Could you report every line of the listing below that holds the word "本市动态"?

___ Provided material ___

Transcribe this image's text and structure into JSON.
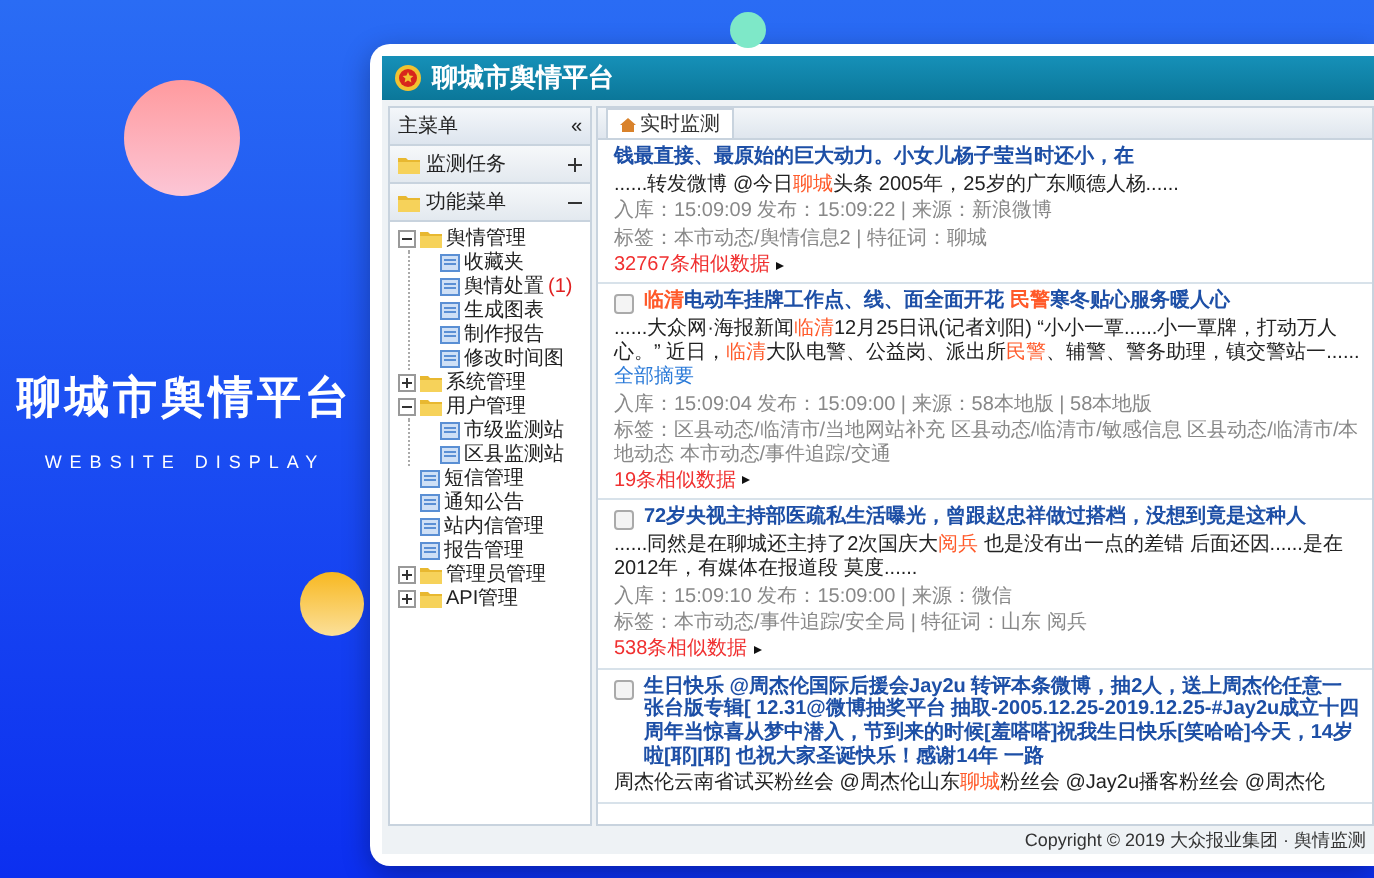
{
  "hero": {
    "title": "聊城市舆情平台",
    "subtitle": "WEBSITE DISPLAY"
  },
  "app": {
    "title": "聊城市舆情平台"
  },
  "sidebar": {
    "title": "主菜单",
    "collapse": "«",
    "sections": [
      {
        "label": "监测任务",
        "expanded": false
      },
      {
        "label": "功能菜单",
        "expanded": true,
        "tree": [
          {
            "label": "舆情管理",
            "kind": "folder",
            "expanded": true,
            "children": [
              {
                "label": "收藏夹",
                "kind": "page"
              },
              {
                "label": "舆情处置",
                "kind": "page",
                "badge": "(1)"
              },
              {
                "label": "生成图表",
                "kind": "page"
              },
              {
                "label": "制作报告",
                "kind": "page"
              },
              {
                "label": "修改时间图",
                "kind": "page"
              }
            ]
          },
          {
            "label": "系统管理",
            "kind": "folder",
            "expanded": false
          },
          {
            "label": "用户管理",
            "kind": "folder",
            "expanded": true,
            "children": [
              {
                "label": "市级监测站",
                "kind": "page"
              },
              {
                "label": "区县监测站",
                "kind": "page"
              }
            ]
          },
          {
            "label": "短信管理",
            "kind": "page"
          },
          {
            "label": "通知公告",
            "kind": "page"
          },
          {
            "label": "站内信管理",
            "kind": "page"
          },
          {
            "label": "报告管理",
            "kind": "page"
          },
          {
            "label": "管理员管理",
            "kind": "folder",
            "expanded": false
          },
          {
            "label": "API管理",
            "kind": "folder",
            "expanded": false
          }
        ]
      }
    ]
  },
  "tabs": [
    {
      "label": "实时监测",
      "selected": true
    }
  ],
  "news": [
    {
      "title": [
        {
          "text": "钱最直接、最原始的巨大动力。小女儿杨子莹当时还小，在",
          "highlight": false
        }
      ],
      "snippet": [
        {
          "text": "......转发微博 @今日",
          "highlight": false
        },
        {
          "text": "聊城",
          "highlight": true
        },
        {
          "text": "头条 2005年，25岁的广东顺德人杨......",
          "highlight": false
        }
      ],
      "meta": [
        "入库：15:09:09 发布：15:09:22 | 来源：新浪微博",
        "标签：本市动态/舆情信息2 | 特征词：聊城"
      ],
      "similar": "32767条相似数据"
    },
    {
      "checked": false,
      "title": [
        {
          "text": "临清",
          "highlight": true
        },
        {
          "text": "电动车挂牌工作点、线、面全面开花 ",
          "highlight": false
        },
        {
          "text": "民警",
          "highlight": true
        },
        {
          "text": "寒冬贴心服务暖人心",
          "highlight": false
        }
      ],
      "snippet": [
        {
          "text": "......大众网·海报新闻",
          "highlight": false
        },
        {
          "text": "临清",
          "highlight": true
        },
        {
          "text": "12月25日讯(记者刘阳) “小小一覃......小一覃牌，打动万人心。” 近日，",
          "highlight": false
        },
        {
          "text": "临清",
          "highlight": true
        },
        {
          "text": "大队电警、公益岗、派出所",
          "highlight": false
        },
        {
          "text": "民警",
          "highlight": true
        },
        {
          "text": "、辅警、警务助理，镇交警站一......",
          "highlight": false
        }
      ],
      "more": "全部摘要",
      "meta": [
        "入库：15:09:04 发布：15:09:00 | 来源：58本地版 | 58本地版",
        "标签：区县动态/临清市/当地网站补充 区县动态/临清市/敏感信息 区县动态/临清市/本地动态 本市动态/事件追踪/交通"
      ],
      "similar": "19条相似数据"
    },
    {
      "checked": false,
      "title": [
        {
          "text": "72岁央视主持部医疏私生活曝光，曾跟赵忠祥做过搭档，没想到竟是这种人",
          "highlight": false
        }
      ],
      "snippet": [
        {
          "text": "......同然是在聊城还主持了2次国庆大",
          "highlight": false
        },
        {
          "text": "阅兵",
          "highlight": true
        },
        {
          "text": " 也是没有出一点的差错 后面还因......是在2012年，有媒体在报道段 莫度......",
          "highlight": false
        }
      ],
      "meta": [
        "入库：15:09:10 发布：15:09:00 | 来源：微信",
        "标签：本市动态/事件追踪/安全局 | 特征词：山东 阅兵"
      ],
      "similar": "538条相似数据"
    },
    {
      "checked": false,
      "title": [
        {
          "text": "生日快乐 @周杰伦国际后援会Jay2u 转评本条微博，抽2人，送上周杰伦任意一张台版专辑[ 12.31@微博抽奖平台 抽取-2005.12.25-2019.12.25-#Jay2u成立十四周年当惊喜从梦中潜入，节到来的时候[羞嗒嗒]祝我生日快乐[笑哈哈]今天，14岁啦[耶][耶] 也祝大家圣诞快乐！感谢14年 一路",
          "highlight": false
        }
      ],
      "snippet": [
        {
          "text": "周杰伦云南省试买粉丝会 @周杰伦山东",
          "highlight": false
        },
        {
          "text": "聊城",
          "highlight": true
        },
        {
          "text": "粉丝会 @Jay2u播客粉丝会 @周杰伦",
          "highlight": false
        }
      ]
    }
  ],
  "footer": "Copyright © 2019 大众报业集团 · 舆情监测"
}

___

## Solution for this exercise
        "标签：本市动态/舆情信息2 | 特征词：聊城"
        "标签：区县动态/临清市/当地网站补充 区县动态/临清市/敏感信息 区县动态/临清市/本地动态 本市动态/事件追踪/交通"
        "标签：本市动态/事件追踪/安全局 | 特征词：山东 阅兵"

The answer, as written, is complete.